> Try it
Which lines of the entries below include "title"? List them all.

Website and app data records
※

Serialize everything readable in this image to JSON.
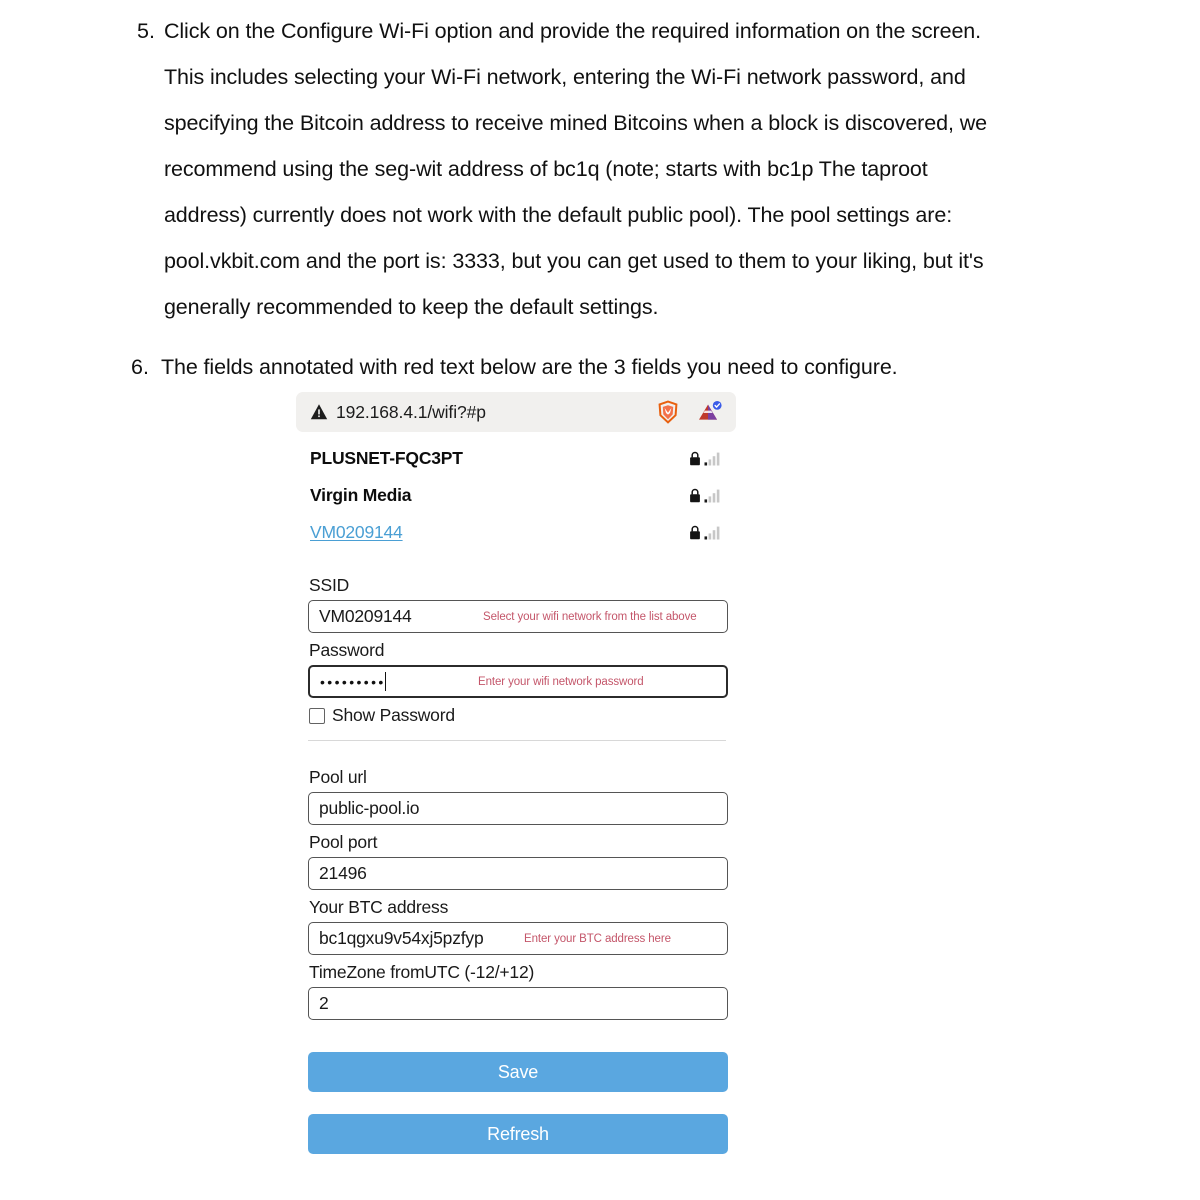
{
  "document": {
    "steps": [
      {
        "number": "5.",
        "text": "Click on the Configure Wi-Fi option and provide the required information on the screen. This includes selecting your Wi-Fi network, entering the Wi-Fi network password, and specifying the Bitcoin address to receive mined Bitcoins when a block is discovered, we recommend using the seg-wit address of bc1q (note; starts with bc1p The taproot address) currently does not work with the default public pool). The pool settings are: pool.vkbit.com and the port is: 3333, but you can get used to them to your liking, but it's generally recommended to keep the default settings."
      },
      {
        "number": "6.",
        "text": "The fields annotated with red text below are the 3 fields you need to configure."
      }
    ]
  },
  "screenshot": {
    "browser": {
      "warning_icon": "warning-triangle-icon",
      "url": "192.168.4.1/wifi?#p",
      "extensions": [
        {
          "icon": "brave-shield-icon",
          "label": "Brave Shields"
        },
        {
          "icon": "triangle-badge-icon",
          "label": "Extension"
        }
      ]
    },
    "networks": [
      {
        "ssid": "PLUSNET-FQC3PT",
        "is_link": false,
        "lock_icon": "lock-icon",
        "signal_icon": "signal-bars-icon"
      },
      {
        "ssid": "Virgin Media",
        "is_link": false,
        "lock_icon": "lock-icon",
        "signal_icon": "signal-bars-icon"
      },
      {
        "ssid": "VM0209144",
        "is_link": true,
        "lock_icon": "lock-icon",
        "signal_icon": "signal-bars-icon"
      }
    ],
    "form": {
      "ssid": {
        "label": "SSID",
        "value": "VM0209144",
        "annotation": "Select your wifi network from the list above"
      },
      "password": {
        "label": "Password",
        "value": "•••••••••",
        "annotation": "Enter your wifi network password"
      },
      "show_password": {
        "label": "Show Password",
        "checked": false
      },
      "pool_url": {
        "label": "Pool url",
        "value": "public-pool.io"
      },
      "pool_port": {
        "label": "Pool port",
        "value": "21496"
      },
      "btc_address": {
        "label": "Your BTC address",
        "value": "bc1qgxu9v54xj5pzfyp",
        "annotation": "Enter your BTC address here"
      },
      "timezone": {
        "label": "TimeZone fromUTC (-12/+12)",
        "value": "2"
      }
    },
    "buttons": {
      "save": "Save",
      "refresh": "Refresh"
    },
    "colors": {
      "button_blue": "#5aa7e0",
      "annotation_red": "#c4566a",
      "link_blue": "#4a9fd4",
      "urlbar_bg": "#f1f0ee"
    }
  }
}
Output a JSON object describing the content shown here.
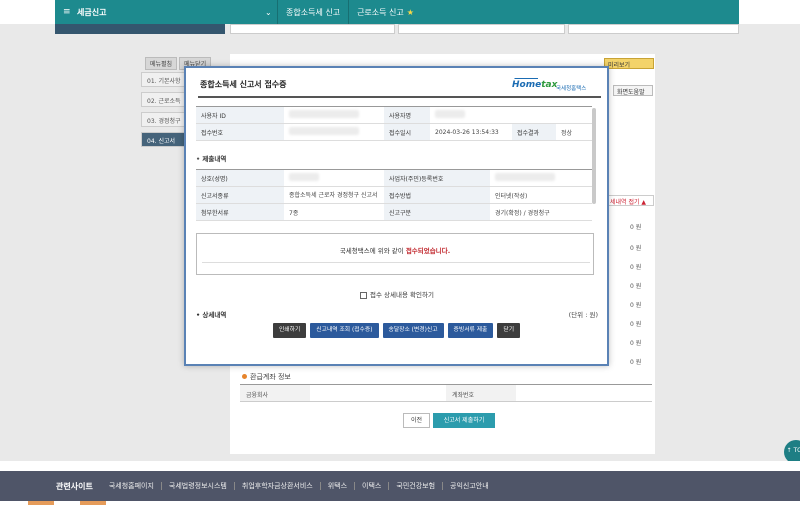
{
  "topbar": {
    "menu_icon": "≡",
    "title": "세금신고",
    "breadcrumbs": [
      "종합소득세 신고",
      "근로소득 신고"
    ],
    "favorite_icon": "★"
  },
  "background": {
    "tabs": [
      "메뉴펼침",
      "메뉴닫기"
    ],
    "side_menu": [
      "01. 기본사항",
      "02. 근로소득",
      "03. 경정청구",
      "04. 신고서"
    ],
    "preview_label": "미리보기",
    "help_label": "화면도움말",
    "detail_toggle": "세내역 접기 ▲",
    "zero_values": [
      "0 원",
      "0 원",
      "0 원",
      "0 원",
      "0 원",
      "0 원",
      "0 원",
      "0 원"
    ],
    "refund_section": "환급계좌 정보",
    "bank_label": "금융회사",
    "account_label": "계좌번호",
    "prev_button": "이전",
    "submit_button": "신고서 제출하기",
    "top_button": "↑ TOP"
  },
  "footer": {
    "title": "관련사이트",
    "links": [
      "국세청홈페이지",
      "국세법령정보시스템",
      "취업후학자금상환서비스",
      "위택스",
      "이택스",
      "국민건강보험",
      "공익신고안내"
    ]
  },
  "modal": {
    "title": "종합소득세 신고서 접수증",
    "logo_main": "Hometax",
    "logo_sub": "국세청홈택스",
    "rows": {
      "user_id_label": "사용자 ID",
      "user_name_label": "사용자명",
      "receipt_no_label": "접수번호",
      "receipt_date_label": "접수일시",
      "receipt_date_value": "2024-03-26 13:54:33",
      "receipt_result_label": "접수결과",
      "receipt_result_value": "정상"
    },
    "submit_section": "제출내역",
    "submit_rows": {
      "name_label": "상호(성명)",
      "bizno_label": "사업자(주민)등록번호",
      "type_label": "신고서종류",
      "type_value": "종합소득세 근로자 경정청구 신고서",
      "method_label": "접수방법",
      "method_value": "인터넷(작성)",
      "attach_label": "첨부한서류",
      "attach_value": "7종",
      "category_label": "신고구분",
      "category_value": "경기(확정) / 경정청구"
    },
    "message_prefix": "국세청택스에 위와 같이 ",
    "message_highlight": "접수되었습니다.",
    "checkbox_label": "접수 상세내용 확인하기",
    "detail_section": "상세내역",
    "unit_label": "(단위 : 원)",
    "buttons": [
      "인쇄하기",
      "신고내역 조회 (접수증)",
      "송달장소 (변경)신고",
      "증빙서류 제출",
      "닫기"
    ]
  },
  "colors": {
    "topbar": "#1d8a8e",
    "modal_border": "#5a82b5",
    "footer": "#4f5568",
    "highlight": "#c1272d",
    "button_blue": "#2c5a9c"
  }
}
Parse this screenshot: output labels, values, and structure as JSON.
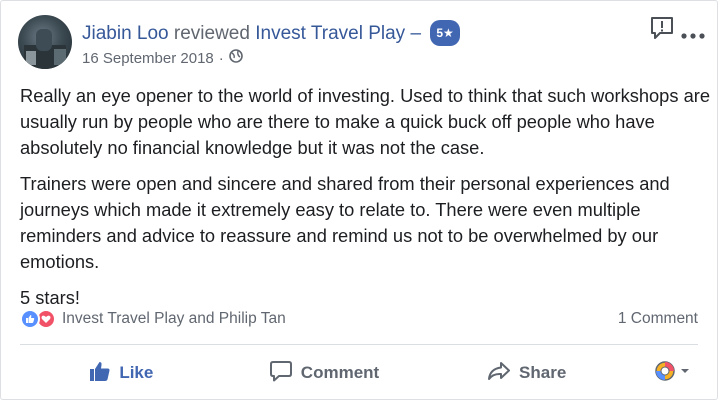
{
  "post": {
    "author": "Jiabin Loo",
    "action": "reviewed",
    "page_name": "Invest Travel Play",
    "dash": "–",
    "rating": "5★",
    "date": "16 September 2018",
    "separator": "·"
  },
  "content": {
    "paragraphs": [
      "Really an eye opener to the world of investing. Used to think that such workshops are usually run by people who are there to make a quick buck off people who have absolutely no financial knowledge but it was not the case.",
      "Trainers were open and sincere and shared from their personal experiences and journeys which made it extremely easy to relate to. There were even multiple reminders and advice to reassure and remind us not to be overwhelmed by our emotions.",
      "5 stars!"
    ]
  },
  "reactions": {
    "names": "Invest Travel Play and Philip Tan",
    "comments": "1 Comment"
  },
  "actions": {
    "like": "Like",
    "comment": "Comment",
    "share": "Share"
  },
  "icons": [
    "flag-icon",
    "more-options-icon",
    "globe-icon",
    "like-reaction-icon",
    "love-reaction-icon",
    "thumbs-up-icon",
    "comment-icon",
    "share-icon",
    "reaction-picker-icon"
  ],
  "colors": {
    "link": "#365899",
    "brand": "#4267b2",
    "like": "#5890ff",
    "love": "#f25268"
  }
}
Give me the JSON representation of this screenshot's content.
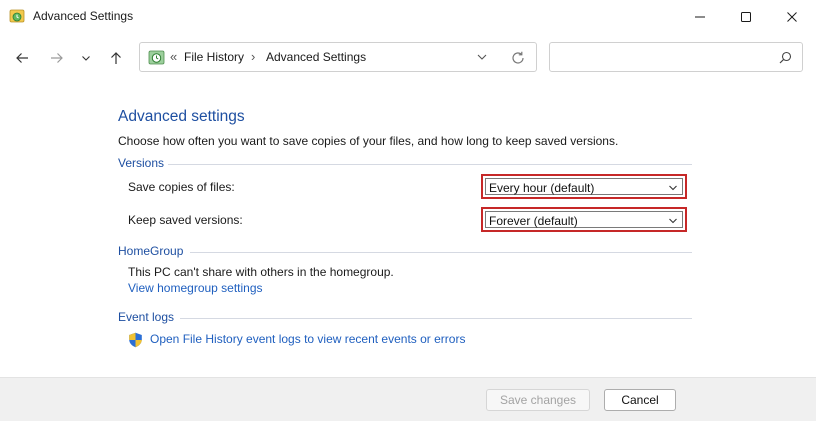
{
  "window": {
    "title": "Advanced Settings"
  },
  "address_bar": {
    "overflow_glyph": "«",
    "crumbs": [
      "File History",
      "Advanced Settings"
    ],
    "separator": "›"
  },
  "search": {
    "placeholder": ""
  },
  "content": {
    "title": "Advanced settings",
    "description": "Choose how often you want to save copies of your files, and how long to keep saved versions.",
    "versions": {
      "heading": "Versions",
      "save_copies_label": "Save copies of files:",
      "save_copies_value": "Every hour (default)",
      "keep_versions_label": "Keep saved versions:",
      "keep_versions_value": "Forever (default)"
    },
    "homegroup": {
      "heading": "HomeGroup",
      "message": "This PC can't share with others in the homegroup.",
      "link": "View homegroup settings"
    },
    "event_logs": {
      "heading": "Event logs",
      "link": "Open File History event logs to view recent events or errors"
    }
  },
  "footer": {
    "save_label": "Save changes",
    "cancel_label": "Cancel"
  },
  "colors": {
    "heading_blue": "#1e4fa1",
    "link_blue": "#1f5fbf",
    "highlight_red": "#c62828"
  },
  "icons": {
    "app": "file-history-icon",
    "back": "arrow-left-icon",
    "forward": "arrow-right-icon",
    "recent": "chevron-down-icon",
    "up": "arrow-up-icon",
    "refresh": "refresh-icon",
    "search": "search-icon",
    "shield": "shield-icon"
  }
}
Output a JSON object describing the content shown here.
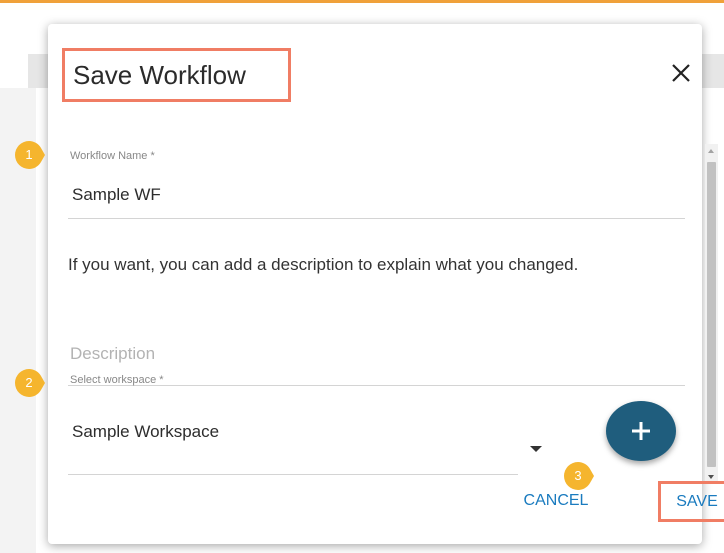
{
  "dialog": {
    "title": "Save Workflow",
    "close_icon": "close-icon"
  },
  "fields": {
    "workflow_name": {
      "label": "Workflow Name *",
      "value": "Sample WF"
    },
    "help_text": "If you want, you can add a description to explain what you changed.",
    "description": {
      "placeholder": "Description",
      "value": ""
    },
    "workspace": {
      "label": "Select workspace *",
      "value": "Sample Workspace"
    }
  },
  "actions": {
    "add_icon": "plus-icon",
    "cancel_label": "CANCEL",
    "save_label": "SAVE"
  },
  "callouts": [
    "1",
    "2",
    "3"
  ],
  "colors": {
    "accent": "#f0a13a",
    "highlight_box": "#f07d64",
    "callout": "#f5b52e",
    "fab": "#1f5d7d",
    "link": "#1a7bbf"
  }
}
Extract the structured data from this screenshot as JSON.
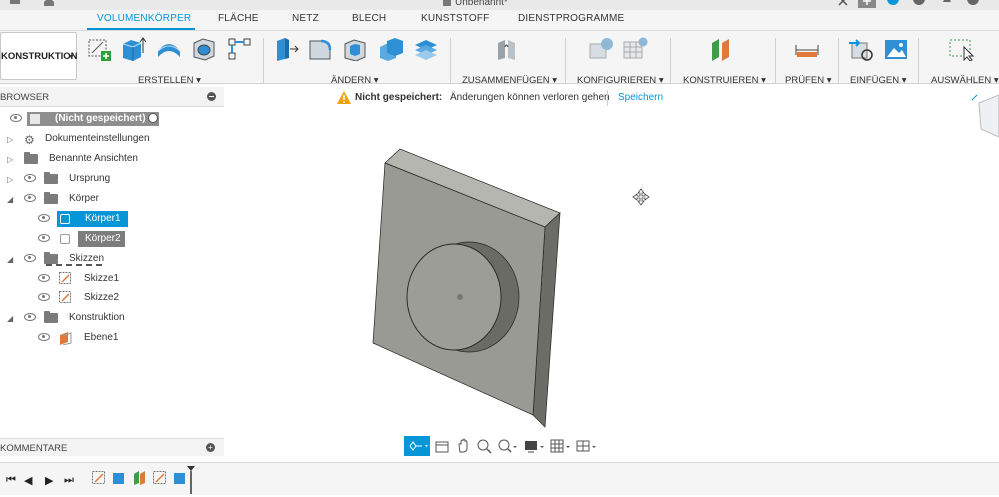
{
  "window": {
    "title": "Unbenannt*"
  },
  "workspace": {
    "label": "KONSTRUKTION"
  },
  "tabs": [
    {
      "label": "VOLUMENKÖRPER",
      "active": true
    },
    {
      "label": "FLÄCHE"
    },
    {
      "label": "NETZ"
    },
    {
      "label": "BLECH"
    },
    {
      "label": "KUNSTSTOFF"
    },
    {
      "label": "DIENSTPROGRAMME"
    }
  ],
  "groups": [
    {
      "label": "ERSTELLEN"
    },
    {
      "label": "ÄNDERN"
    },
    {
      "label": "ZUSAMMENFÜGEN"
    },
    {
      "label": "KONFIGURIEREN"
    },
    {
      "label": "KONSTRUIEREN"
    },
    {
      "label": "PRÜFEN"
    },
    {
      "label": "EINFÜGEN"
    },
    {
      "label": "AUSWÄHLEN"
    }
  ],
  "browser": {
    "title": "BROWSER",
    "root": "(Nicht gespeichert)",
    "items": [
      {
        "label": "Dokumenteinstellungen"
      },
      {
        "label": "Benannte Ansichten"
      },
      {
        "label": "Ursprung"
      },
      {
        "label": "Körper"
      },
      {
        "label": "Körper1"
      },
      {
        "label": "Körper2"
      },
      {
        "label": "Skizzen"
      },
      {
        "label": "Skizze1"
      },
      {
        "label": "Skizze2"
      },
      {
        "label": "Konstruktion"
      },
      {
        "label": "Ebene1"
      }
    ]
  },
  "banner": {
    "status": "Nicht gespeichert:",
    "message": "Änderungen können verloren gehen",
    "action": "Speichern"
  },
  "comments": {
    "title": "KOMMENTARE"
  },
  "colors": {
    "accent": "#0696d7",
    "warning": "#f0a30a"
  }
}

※

> Solution to the exercise
    "title": "세금신고",
    "title": "관련사이트",
    "title": "종합소득세 신고서 접수증",
    "title": "Advanced Settings"
    "title": "Advanced settings",
    "title": "Save Workflow",
    "title": "Unbenannt*"
    "title": "BROWSER",
    "title": "KOMMENTARE"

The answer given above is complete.